Each line of the data is to be output verbatim, with the images removed.

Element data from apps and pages
※ ※ ※
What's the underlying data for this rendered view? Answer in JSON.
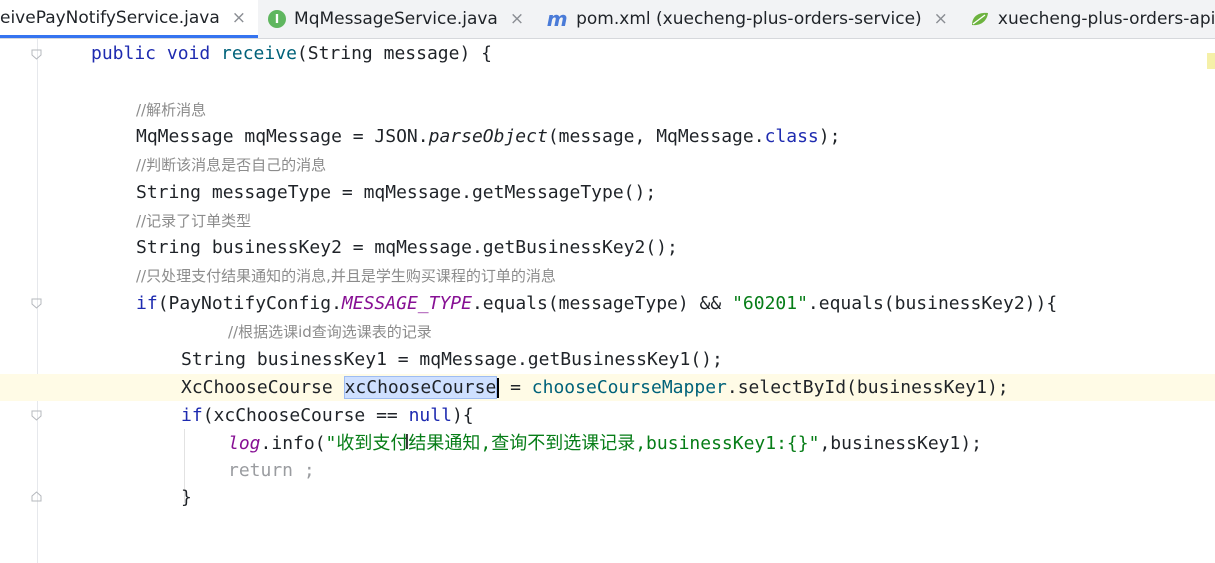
{
  "tabs": [
    {
      "label": "eivePayNotifyService.java",
      "icon": "none",
      "active": true
    },
    {
      "label": "MqMessageService.java",
      "icon": "interface-i-icon",
      "active": false
    },
    {
      "label": "pom.xml (xuecheng-plus-orders-service)",
      "icon": "maven-m-icon",
      "active": false
    },
    {
      "label": "xuecheng-plus-orders-api\\...\\bootstra",
      "icon": "spring-leaf-icon",
      "active": false
    }
  ],
  "tab_close": "×",
  "code": {
    "l1_a": "public void ",
    "l1_b": "receive",
    "l1_c": "(String message) {",
    "c1": "//解析消息",
    "l2_a": "MqMessage mqMessage = JSON.",
    "l2_b": "parseObject",
    "l2_c": "(message, MqMessage.",
    "l2_d": "class",
    "l2_e": ");",
    "c2": "//判断该消息是否自己的消息",
    "l3": "String messageType = mqMessage.getMessageType();",
    "c3": "//记录了订单类型",
    "l4": "String businessKey2 = mqMessage.getBusinessKey2();",
    "c4": "//只处理支付结果通知的消息,并且是学生购买课程的订单的消息",
    "l5_a": "if",
    "l5_b": "(PayNotifyConfig.",
    "l5_c": "MESSAGE_TYPE",
    "l5_d": ".equals(messageType) && ",
    "l5_e": "\"60201\"",
    "l5_f": ".equals(businessKey2)){",
    "c5": "//根据选课id查询选课表的记录",
    "l6": "String businessKey1 = mqMessage.getBusinessKey1();",
    "l7_a": "XcChooseCourse ",
    "l7_b": "xcChooseCourse",
    "l7_c": " = ",
    "l7_d": "chooseCourseMapper",
    "l7_e": ".selectById(businessKey1);",
    "l8_a": "if",
    "l8_b": "(xcChooseCourse == ",
    "l8_c": "null",
    "l8_d": "){",
    "l9_a": "log",
    "l9_b": ".info(",
    "l9_c": "\"收到支付结果通知,查询不到选课记录,businessKey1:{}\"",
    "l9_d": ",businessKey1);",
    "l10": "return ;",
    "l11": "}"
  },
  "colors": {
    "keyword": "#1e2bb0",
    "string": "#067d17",
    "comment": "#8c8c8c",
    "field": "#871094",
    "selection": "#cfe0ff",
    "tab_accent": "#3574f0"
  }
}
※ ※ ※
● **OUTPUT OF THE TASK**:
What's the underlying data for this rendered view? Answer in JSON.
{
  "tabs": [
    {
      "label": "eivePayNotifyService.java",
      "icon": "none",
      "active": true
    },
    {
      "label": "MqMessageService.java",
      "icon": "interface-i-icon",
      "active": false
    },
    {
      "label": "pom.xml (xuecheng-plus-orders-service)",
      "icon": "maven-m-icon",
      "active": false
    },
    {
      "label": "xuecheng-plus-orders-api\\...\\bootstra",
      "icon": "spring-leaf-icon",
      "active": false
    }
  ],
  "tab_close": "×",
  "code": {
    "l1_a": "public void ",
    "l1_b": "receive",
    "l1_c": "(String message) {",
    "c1": "//解析消息",
    "l2_a": "MqMessage mqMessage = JSON.",
    "l2_b": "parseObject",
    "l2_c": "(message, MqMessage.",
    "l2_d": "class",
    "l2_e": ");",
    "c2": "//判断该消息是否自己的消息",
    "l3": "String messageType = mqMessage.getMessageType();",
    "c3": "//记录了订单类型",
    "l4": "String businessKey2 = mqMessage.getBusinessKey2();",
    "c4": "//只处理支付结果通知的消息,并且是学生购买课程的订单的消息",
    "l5_a": "if",
    "l5_b": "(PayNotifyConfig.",
    "l5_c": "MESSAGE_TYPE",
    "l5_d": ".equals(messageType) && ",
    "l5_e": "\"60201\"",
    "l5_f": ".equals(businessKey2)){",
    "c5": "//根据选课id查询选课表的记录",
    "l6": "String businessKey1 = mqMessage.getBusinessKey1();",
    "l7_a": "XcChooseCourse ",
    "l7_b": "xcChooseCourse",
    "l7_c": " = ",
    "l7_d": "chooseCourseMapper",
    "l7_e": ".selectById(businessKey1);",
    "l8_a": "if",
    "l8_b": "(xcChooseCourse == ",
    "l8_c": "null",
    "l8_d": "){",
    "l9_a": "log",
    "l9_b": ".info(",
    "l9_c": "\"收到支付结果通知,查询不到选课记录,businessKey1:{}\"",
    "l9_d": ",businessKey1);",
    "l10": "return ;",
    "l11": "}"
  },
  "colors": {
    "keyword": "#1e2bb0",
    "string": "#067d17",
    "comment": "#8c8c8c",
    "field": "#871094",
    "selection": "#cfe0ff",
    "tab_accent": "#3574f0"
  }
}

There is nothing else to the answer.